=== Begin Enclosure ===

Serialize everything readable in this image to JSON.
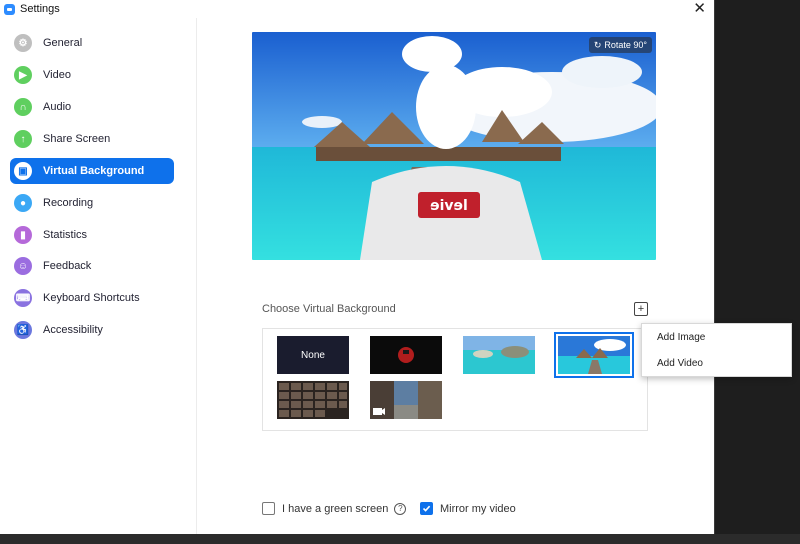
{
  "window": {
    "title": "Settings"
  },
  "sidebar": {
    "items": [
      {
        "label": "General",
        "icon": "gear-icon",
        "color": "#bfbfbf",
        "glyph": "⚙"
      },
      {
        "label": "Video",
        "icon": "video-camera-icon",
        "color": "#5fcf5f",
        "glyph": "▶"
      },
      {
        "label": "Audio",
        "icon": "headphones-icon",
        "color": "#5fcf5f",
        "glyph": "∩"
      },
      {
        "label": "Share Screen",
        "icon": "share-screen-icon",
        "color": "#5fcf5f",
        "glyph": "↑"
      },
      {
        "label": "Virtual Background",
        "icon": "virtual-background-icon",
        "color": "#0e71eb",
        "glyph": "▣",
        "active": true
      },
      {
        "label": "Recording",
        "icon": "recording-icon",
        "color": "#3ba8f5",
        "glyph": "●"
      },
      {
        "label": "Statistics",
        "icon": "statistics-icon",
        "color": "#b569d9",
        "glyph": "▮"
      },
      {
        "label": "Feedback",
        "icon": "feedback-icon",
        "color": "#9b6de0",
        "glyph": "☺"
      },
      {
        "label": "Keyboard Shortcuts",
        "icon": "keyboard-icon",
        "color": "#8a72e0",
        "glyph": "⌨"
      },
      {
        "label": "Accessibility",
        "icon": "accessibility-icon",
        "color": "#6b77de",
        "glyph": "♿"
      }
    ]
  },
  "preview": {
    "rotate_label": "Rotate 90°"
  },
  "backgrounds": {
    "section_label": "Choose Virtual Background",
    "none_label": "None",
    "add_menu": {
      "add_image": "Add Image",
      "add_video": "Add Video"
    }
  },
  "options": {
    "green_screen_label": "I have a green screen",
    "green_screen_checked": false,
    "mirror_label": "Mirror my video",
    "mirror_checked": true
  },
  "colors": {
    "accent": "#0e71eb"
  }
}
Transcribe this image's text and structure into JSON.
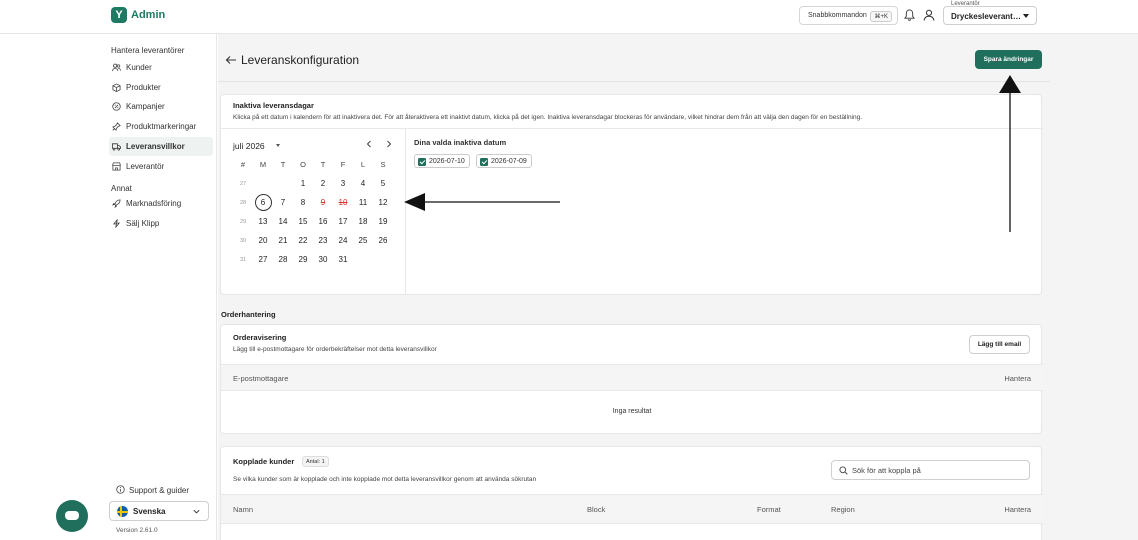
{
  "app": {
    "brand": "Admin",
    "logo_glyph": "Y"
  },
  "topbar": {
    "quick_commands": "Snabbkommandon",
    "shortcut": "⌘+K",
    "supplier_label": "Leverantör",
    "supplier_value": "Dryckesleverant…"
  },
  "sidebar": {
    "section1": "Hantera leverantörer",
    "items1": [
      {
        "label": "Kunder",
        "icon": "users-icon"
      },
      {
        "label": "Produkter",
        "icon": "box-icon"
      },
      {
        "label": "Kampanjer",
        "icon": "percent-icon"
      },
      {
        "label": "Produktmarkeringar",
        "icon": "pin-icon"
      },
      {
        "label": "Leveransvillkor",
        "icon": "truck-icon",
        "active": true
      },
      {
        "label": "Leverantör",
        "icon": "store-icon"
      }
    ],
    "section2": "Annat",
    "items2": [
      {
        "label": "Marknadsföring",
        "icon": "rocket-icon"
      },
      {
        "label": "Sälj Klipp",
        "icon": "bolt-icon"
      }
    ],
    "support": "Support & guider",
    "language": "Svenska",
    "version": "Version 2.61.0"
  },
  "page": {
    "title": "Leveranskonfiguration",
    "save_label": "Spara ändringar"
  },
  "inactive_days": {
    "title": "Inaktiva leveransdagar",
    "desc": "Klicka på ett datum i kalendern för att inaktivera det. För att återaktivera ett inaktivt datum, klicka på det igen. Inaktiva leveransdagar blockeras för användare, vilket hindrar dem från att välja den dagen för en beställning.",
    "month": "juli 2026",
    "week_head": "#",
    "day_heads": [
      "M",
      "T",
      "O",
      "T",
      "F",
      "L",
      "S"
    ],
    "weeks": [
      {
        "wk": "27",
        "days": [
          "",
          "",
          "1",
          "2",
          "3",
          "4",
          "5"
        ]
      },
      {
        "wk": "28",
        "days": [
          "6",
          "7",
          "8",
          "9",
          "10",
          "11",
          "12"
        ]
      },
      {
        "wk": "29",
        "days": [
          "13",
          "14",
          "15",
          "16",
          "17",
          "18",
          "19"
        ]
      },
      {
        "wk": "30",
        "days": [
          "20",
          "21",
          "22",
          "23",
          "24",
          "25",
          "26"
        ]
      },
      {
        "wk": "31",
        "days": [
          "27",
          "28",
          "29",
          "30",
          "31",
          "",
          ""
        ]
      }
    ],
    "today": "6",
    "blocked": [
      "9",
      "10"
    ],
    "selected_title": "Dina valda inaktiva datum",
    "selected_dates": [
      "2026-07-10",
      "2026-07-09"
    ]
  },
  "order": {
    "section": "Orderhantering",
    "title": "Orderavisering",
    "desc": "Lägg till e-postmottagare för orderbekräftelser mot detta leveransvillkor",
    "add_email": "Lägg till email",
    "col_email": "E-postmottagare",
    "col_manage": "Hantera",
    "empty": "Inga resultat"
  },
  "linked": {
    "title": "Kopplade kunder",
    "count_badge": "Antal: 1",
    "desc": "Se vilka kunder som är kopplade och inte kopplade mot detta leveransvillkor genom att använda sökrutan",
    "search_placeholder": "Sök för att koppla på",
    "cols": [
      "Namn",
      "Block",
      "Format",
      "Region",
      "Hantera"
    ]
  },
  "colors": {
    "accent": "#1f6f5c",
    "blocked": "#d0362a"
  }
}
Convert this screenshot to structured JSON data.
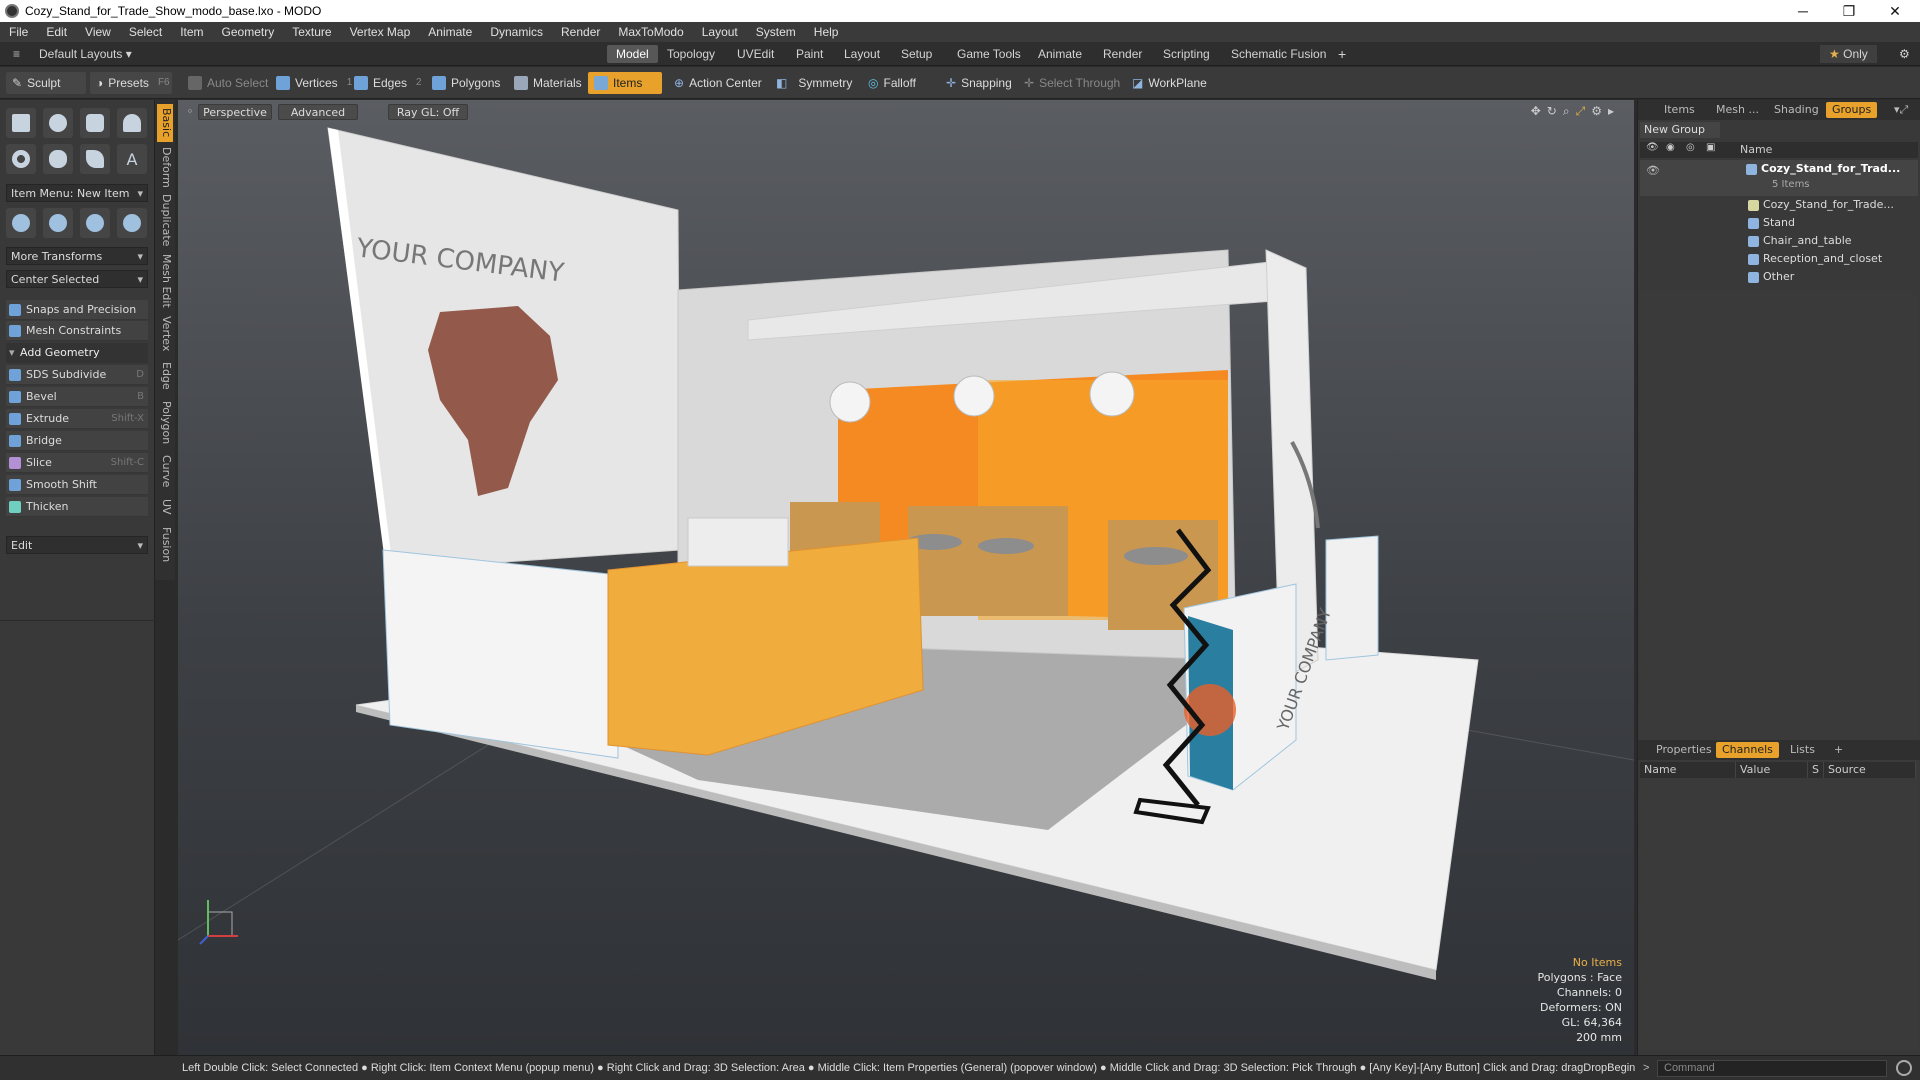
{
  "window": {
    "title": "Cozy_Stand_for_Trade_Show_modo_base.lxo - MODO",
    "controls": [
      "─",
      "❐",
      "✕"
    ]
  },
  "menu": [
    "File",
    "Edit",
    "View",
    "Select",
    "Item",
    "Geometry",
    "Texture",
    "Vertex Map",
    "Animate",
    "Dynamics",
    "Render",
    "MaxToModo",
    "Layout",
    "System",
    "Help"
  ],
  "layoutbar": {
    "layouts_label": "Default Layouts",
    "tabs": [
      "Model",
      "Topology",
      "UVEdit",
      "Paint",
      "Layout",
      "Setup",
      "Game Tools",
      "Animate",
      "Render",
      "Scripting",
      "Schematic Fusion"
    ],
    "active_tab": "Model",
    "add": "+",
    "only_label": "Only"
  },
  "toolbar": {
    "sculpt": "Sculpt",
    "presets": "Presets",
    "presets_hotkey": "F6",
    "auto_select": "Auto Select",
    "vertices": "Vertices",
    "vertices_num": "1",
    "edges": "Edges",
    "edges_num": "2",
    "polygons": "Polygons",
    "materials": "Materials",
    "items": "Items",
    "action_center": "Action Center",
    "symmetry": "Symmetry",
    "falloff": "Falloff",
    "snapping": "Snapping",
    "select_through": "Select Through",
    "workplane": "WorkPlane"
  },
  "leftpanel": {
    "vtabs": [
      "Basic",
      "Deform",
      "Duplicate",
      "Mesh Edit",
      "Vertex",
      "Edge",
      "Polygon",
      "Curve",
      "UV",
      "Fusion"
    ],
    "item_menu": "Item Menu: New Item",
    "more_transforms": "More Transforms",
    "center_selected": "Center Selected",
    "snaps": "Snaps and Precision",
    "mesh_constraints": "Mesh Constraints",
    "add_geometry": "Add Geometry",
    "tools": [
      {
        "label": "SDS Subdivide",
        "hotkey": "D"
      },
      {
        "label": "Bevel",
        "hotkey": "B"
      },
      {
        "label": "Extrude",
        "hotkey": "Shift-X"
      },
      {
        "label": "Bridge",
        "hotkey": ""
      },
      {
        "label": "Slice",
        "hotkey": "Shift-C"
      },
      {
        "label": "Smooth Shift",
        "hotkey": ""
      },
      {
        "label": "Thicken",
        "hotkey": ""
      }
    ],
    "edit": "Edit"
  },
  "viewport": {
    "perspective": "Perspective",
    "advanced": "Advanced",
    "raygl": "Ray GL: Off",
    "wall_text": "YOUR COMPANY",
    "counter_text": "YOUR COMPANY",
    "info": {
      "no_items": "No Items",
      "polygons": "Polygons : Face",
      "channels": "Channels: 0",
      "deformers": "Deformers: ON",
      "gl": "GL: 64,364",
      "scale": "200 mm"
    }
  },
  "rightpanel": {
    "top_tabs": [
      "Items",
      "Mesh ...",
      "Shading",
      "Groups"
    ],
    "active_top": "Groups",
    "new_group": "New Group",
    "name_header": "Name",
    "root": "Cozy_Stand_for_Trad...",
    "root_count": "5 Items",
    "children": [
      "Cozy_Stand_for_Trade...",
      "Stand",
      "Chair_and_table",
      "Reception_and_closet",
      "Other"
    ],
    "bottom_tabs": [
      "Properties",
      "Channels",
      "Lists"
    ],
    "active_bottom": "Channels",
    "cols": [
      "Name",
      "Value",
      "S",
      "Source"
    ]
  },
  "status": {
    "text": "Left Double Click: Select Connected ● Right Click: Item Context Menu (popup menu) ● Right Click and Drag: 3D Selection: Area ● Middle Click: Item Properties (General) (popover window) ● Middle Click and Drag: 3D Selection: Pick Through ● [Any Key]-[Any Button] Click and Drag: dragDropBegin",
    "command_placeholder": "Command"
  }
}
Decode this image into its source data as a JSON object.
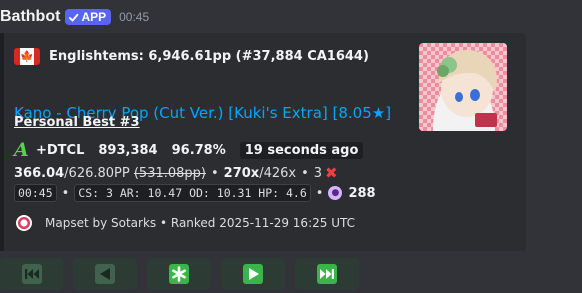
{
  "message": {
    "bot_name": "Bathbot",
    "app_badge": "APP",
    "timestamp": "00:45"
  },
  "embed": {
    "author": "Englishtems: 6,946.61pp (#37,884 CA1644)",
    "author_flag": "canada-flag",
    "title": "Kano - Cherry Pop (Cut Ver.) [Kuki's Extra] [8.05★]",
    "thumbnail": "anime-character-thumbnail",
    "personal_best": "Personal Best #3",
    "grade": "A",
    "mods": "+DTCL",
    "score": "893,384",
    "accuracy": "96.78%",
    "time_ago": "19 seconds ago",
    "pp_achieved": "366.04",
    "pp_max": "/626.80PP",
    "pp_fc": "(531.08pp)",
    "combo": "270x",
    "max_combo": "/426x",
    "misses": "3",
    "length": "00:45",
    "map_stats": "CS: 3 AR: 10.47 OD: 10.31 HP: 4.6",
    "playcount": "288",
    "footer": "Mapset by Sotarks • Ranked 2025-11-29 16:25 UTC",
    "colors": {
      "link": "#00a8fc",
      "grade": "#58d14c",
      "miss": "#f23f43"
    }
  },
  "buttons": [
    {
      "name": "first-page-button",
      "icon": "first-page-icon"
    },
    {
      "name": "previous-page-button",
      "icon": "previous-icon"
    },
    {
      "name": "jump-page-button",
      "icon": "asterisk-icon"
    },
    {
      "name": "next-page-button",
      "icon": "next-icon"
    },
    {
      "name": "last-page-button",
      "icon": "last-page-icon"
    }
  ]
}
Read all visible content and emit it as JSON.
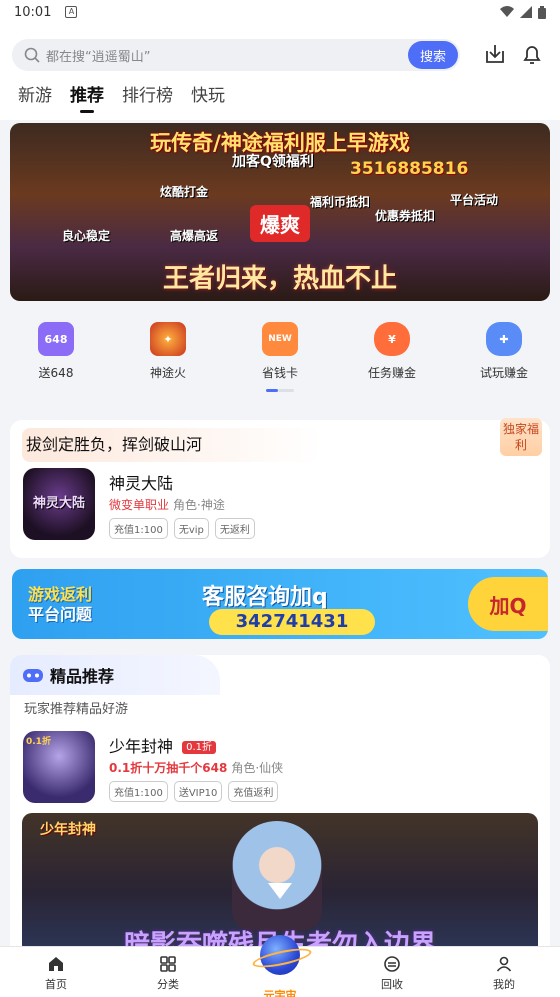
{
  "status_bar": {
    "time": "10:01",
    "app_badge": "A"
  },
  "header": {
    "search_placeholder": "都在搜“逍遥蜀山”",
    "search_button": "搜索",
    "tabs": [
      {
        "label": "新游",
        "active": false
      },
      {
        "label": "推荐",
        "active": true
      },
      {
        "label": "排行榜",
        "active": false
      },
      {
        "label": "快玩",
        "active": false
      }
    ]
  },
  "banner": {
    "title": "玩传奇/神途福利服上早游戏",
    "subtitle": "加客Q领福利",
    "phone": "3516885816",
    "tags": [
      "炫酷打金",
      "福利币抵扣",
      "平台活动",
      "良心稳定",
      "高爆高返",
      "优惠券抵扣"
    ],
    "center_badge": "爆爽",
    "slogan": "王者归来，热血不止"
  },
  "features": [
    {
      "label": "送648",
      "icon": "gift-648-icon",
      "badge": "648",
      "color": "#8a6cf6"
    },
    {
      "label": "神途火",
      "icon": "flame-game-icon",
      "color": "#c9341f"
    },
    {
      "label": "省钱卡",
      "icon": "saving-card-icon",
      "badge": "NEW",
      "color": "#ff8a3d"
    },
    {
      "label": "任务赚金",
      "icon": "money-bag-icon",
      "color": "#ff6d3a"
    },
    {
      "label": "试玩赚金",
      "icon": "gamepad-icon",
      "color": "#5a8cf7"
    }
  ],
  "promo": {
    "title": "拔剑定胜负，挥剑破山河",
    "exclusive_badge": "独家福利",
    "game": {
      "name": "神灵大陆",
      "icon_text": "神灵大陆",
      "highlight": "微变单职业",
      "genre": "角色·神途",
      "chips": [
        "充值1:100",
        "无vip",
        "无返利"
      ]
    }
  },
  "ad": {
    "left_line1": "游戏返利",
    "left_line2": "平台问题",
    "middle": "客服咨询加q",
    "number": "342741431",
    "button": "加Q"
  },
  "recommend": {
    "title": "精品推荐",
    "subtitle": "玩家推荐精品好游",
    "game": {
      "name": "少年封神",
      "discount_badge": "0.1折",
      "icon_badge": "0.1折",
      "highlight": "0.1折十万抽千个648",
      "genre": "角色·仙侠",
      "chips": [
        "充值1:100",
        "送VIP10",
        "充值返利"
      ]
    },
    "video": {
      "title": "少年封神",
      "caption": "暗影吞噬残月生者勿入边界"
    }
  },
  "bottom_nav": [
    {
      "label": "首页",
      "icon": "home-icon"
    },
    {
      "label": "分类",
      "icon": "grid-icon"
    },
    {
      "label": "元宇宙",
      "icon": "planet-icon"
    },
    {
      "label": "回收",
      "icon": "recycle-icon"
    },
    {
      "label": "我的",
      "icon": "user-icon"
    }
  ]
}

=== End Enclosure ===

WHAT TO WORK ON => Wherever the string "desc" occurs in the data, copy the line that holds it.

WRITTEN ANSWER =>
    "desc": "Klicka på ett datum i kalendern för att inaktivera det. För att återaktivera ett inaktivt datum, klicka på det igen. Inaktiva leveransdagar blockeras för användare, vilket hindrar dem från att välja den dagen för en beställning.",
    "desc": "Lägg till e-postmottagare för orderbekräftelser mot detta leveransvillkor",
    "desc": "Se vilka kunder som är kopplade och inte kopplade mot detta leveransvillkor genom att använda sökrutan",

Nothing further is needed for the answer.